-- Opening Marker --

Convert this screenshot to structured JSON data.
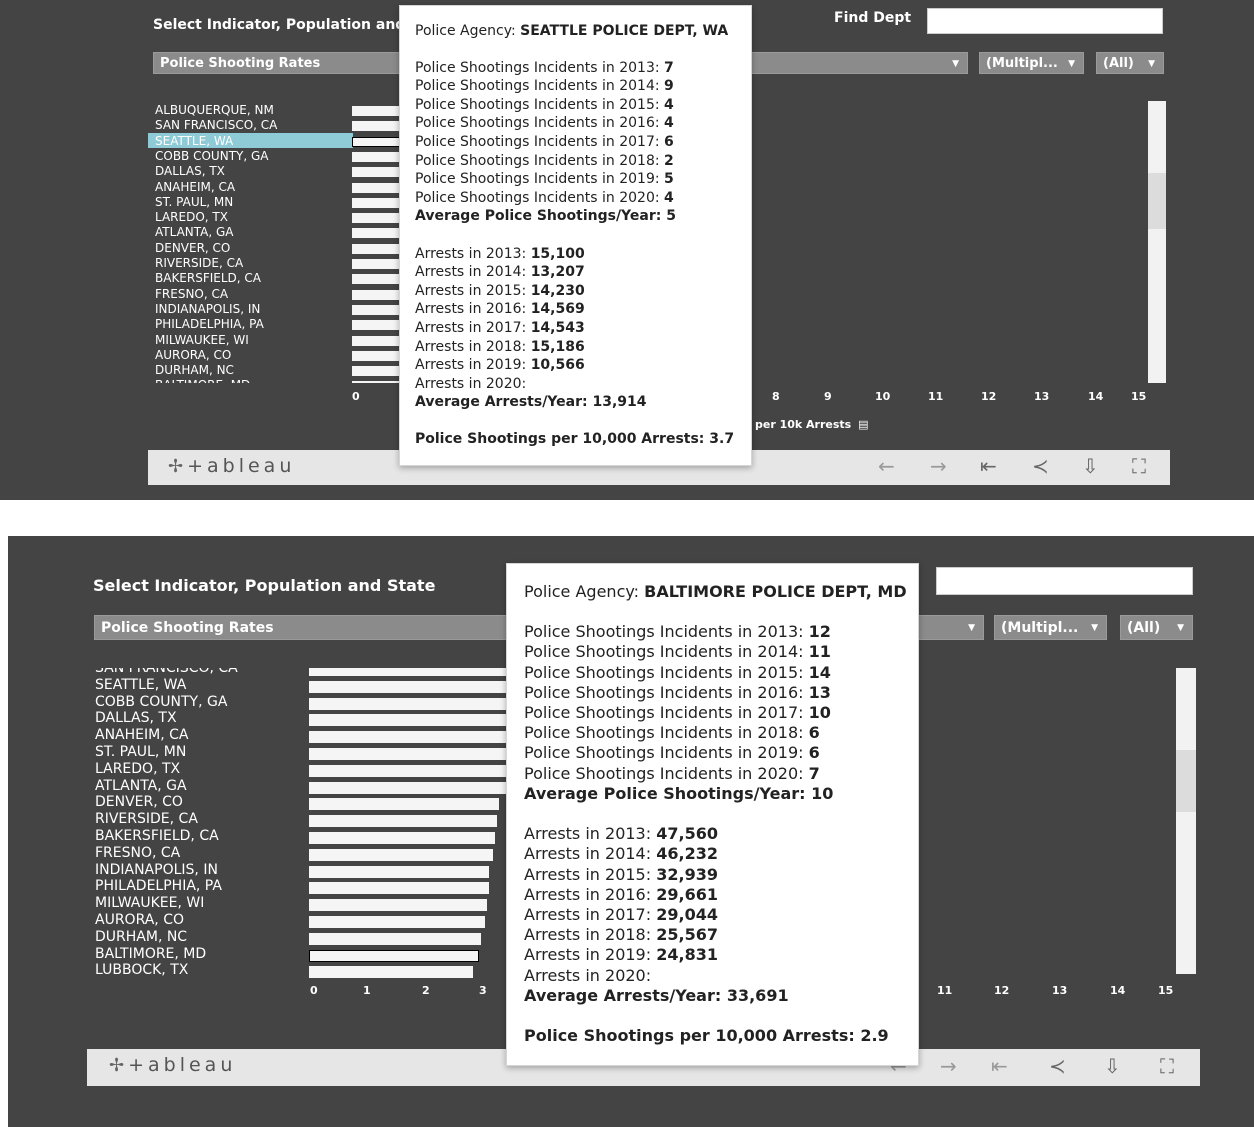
{
  "viz1": {
    "title": "Select Indicator, Population and",
    "find_dept_label": "Find Dept",
    "indicator_dropdown": "Police Shooting Rates",
    "multiple_dropdown": "(Multipl...",
    "all_dropdown": "(All)",
    "categories": [
      "ALBUQUERQUE, NM",
      "SAN FRANCISCO, CA",
      "SEATTLE, WA",
      "COBB COUNTY, GA",
      "DALLAS, TX",
      "ANAHEIM, CA",
      "ST. PAUL, MN",
      "LAREDO, TX",
      "ATLANTA, GA",
      "DENVER, CO",
      "RIVERSIDE, CA",
      "BAKERSFIELD, CA",
      "FRESNO, CA",
      "INDIANAPOLIS, IN",
      "PHILADELPHIA, PA",
      "MILWAUKEE, WI",
      "AURORA, CO",
      "DURHAM, NC",
      "BALTIMORE, MD"
    ],
    "selected_category": "SEATTLE, WA",
    "x_ticks": [
      "0",
      "8",
      "9",
      "10",
      "11",
      "12",
      "13",
      "14",
      "15"
    ],
    "axis_label": "per 10k Arrests",
    "tooltip": {
      "agency_prefix": "Police Agency: ",
      "agency": "SEATTLE POLICE DEPT, WA",
      "shootings": [
        {
          "label": "Police Shootings Incidents in 2013: ",
          "value": "7"
        },
        {
          "label": "Police Shootings Incidents in 2014: ",
          "value": "9"
        },
        {
          "label": "Police Shootings Incidents in 2015: ",
          "value": "4"
        },
        {
          "label": "Police Shootings Incidents in 2016: ",
          "value": "4"
        },
        {
          "label": "Police Shootings Incidents in 2017: ",
          "value": "6"
        },
        {
          "label": "Police Shootings Incidents in 2018: ",
          "value": "2"
        },
        {
          "label": "Police Shootings Incidents in 2019: ",
          "value": "5"
        },
        {
          "label": "Police Shootings Incidents in 2020: ",
          "value": "4"
        }
      ],
      "avg_shootings": "Average Police Shootings/Year: 5",
      "arrests": [
        {
          "label": "Arrests in 2013: ",
          "value": "15,100"
        },
        {
          "label": "Arrests in 2014: ",
          "value": "13,207"
        },
        {
          "label": "Arrests in 2015: ",
          "value": "14,230"
        },
        {
          "label": "Arrests in 2016: ",
          "value": "14,569"
        },
        {
          "label": "Arrests in 2017: ",
          "value": "14,543"
        },
        {
          "label": "Arrests in 2018: ",
          "value": "15,186"
        },
        {
          "label": "Arrests in 2019: ",
          "value": "10,566"
        },
        {
          "label": "Arrests in 2020: ",
          "value": ""
        }
      ],
      "avg_arrests": "Average Arrests/Year: 13,914",
      "rate": "Police Shootings per 10,000 Arrests: 3.7"
    }
  },
  "viz2": {
    "title": "Select Indicator, Population and State",
    "indicator_dropdown": "Police Shooting Rates",
    "multiple_dropdown": "(Multipl...",
    "all_dropdown": "(All)",
    "categories": [
      "SAN FRANCISCO, CA",
      "SEATTLE, WA",
      "COBB COUNTY, GA",
      "DALLAS, TX",
      "ANAHEIM, CA",
      "ST. PAUL, MN",
      "LAREDO, TX",
      "ATLANTA, GA",
      "DENVER, CO",
      "RIVERSIDE, CA",
      "BAKERSFIELD, CA",
      "FRESNO, CA",
      "INDIANAPOLIS, IN",
      "PHILADELPHIA, PA",
      "MILWAUKEE, WI",
      "AURORA, CO",
      "DURHAM, NC",
      "BALTIMORE, MD",
      "LUBBOCK, TX"
    ],
    "highlighted_category": "BALTIMORE, MD",
    "x_ticks": [
      "0",
      "1",
      "2",
      "3",
      "11",
      "12",
      "13",
      "14",
      "15"
    ],
    "tooltip": {
      "agency_prefix": "Police Agency: ",
      "agency": "BALTIMORE POLICE DEPT, MD",
      "shootings": [
        {
          "label": "Police Shootings Incidents in 2013: ",
          "value": "12"
        },
        {
          "label": "Police Shootings Incidents in 2014: ",
          "value": "11"
        },
        {
          "label": "Police Shootings Incidents in 2015: ",
          "value": "14"
        },
        {
          "label": "Police Shootings Incidents in 2016: ",
          "value": "13"
        },
        {
          "label": "Police Shootings Incidents in 2017: ",
          "value": "10"
        },
        {
          "label": "Police Shootings Incidents in 2018: ",
          "value": "6"
        },
        {
          "label": "Police Shootings Incidents in 2019: ",
          "value": "6"
        },
        {
          "label": "Police Shootings Incidents in 2020: ",
          "value": "7"
        }
      ],
      "avg_shootings": "Average Police Shootings/Year: 10",
      "arrests": [
        {
          "label": "Arrests in 2013: ",
          "value": "47,560"
        },
        {
          "label": "Arrests in 2014: ",
          "value": "46,232"
        },
        {
          "label": "Arrests in 2015: ",
          "value": "32,939"
        },
        {
          "label": "Arrests in 2016: ",
          "value": "29,661"
        },
        {
          "label": "Arrests in 2017: ",
          "value": "29,044"
        },
        {
          "label": "Arrests in 2018: ",
          "value": "25,567"
        },
        {
          "label": "Arrests in 2019: ",
          "value": "24,831"
        },
        {
          "label": "Arrests in 2020: ",
          "value": ""
        }
      ],
      "avg_arrests": "Average Arrests/Year: 33,691",
      "rate": "Police Shootings per 10,000 Arrests: 2.9"
    }
  },
  "toolbar": {
    "logo_text": "+ableau",
    "icons": [
      "undo-icon",
      "redo-icon",
      "revert-icon",
      "share-icon",
      "download-icon",
      "fullscreen-icon"
    ]
  }
}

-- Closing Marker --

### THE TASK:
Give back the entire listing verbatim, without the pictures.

### SOLUTION:
Convert this screenshot to structured JSON data.
{
  "viz1": {
    "title": "Select Indicator, Population and",
    "find_dept_label": "Find Dept",
    "indicator_dropdown": "Police Shooting Rates",
    "multiple_dropdown": "(Multipl...",
    "all_dropdown": "(All)",
    "categories": [
      "ALBUQUERQUE, NM",
      "SAN FRANCISCO, CA",
      "SEATTLE, WA",
      "COBB COUNTY, GA",
      "DALLAS, TX",
      "ANAHEIM, CA",
      "ST. PAUL, MN",
      "LAREDO, TX",
      "ATLANTA, GA",
      "DENVER, CO",
      "RIVERSIDE, CA",
      "BAKERSFIELD, CA",
      "FRESNO, CA",
      "INDIANAPOLIS, IN",
      "PHILADELPHIA, PA",
      "MILWAUKEE, WI",
      "AURORA, CO",
      "DURHAM, NC",
      "BALTIMORE, MD"
    ],
    "selected_category": "SEATTLE, WA",
    "x_ticks": [
      "0",
      "8",
      "9",
      "10",
      "11",
      "12",
      "13",
      "14",
      "15"
    ],
    "axis_label": "per 10k Arrests",
    "tooltip": {
      "agency_prefix": "Police Agency: ",
      "agency": "SEATTLE POLICE DEPT, WA",
      "shootings": [
        {
          "label": "Police Shootings Incidents in 2013: ",
          "value": "7"
        },
        {
          "label": "Police Shootings Incidents in 2014: ",
          "value": "9"
        },
        {
          "label": "Police Shootings Incidents in 2015: ",
          "value": "4"
        },
        {
          "label": "Police Shootings Incidents in 2016: ",
          "value": "4"
        },
        {
          "label": "Police Shootings Incidents in 2017: ",
          "value": "6"
        },
        {
          "label": "Police Shootings Incidents in 2018: ",
          "value": "2"
        },
        {
          "label": "Police Shootings Incidents in 2019: ",
          "value": "5"
        },
        {
          "label": "Police Shootings Incidents in 2020: ",
          "value": "4"
        }
      ],
      "avg_shootings": "Average Police Shootings/Year: 5",
      "arrests": [
        {
          "label": "Arrests in 2013: ",
          "value": "15,100"
        },
        {
          "label": "Arrests in 2014: ",
          "value": "13,207"
        },
        {
          "label": "Arrests in 2015: ",
          "value": "14,230"
        },
        {
          "label": "Arrests in 2016: ",
          "value": "14,569"
        },
        {
          "label": "Arrests in 2017: ",
          "value": "14,543"
        },
        {
          "label": "Arrests in 2018: ",
          "value": "15,186"
        },
        {
          "label": "Arrests in 2019: ",
          "value": "10,566"
        },
        {
          "label": "Arrests in 2020: ",
          "value": ""
        }
      ],
      "avg_arrests": "Average Arrests/Year: 13,914",
      "rate": "Police Shootings per 10,000 Arrests: 3.7"
    }
  },
  "viz2": {
    "title": "Select Indicator, Population and State",
    "indicator_dropdown": "Police Shooting Rates",
    "multiple_dropdown": "(Multipl...",
    "all_dropdown": "(All)",
    "categories": [
      "SAN FRANCISCO, CA",
      "SEATTLE, WA",
      "COBB COUNTY, GA",
      "DALLAS, TX",
      "ANAHEIM, CA",
      "ST. PAUL, MN",
      "LAREDO, TX",
      "ATLANTA, GA",
      "DENVER, CO",
      "RIVERSIDE, CA",
      "BAKERSFIELD, CA",
      "FRESNO, CA",
      "INDIANAPOLIS, IN",
      "PHILADELPHIA, PA",
      "MILWAUKEE, WI",
      "AURORA, CO",
      "DURHAM, NC",
      "BALTIMORE, MD",
      "LUBBOCK, TX"
    ],
    "highlighted_category": "BALTIMORE, MD",
    "x_ticks": [
      "0",
      "1",
      "2",
      "3",
      "11",
      "12",
      "13",
      "14",
      "15"
    ],
    "tooltip": {
      "agency_prefix": "Police Agency: ",
      "agency": "BALTIMORE POLICE DEPT, MD",
      "shootings": [
        {
          "label": "Police Shootings Incidents in 2013: ",
          "value": "12"
        },
        {
          "label": "Police Shootings Incidents in 2014: ",
          "value": "11"
        },
        {
          "label": "Police Shootings Incidents in 2015: ",
          "value": "14"
        },
        {
          "label": "Police Shootings Incidents in 2016: ",
          "value": "13"
        },
        {
          "label": "Police Shootings Incidents in 2017: ",
          "value": "10"
        },
        {
          "label": "Police Shootings Incidents in 2018: ",
          "value": "6"
        },
        {
          "label": "Police Shootings Incidents in 2019: ",
          "value": "6"
        },
        {
          "label": "Police Shootings Incidents in 2020: ",
          "value": "7"
        }
      ],
      "avg_shootings": "Average Police Shootings/Year: 10",
      "arrests": [
        {
          "label": "Arrests in 2013: ",
          "value": "47,560"
        },
        {
          "label": "Arrests in 2014: ",
          "value": "46,232"
        },
        {
          "label": "Arrests in 2015: ",
          "value": "32,939"
        },
        {
          "label": "Arrests in 2016: ",
          "value": "29,661"
        },
        {
          "label": "Arrests in 2017: ",
          "value": "29,044"
        },
        {
          "label": "Arrests in 2018: ",
          "value": "25,567"
        },
        {
          "label": "Arrests in 2019: ",
          "value": "24,831"
        },
        {
          "label": "Arrests in 2020: ",
          "value": ""
        }
      ],
      "avg_arrests": "Average Arrests/Year: 33,691",
      "rate": "Police Shootings per 10,000 Arrests: 2.9"
    }
  },
  "toolbar": {
    "logo_text": "+ableau",
    "icons": [
      "undo-icon",
      "redo-icon",
      "revert-icon",
      "share-icon",
      "download-icon",
      "fullscreen-icon"
    ]
  }
}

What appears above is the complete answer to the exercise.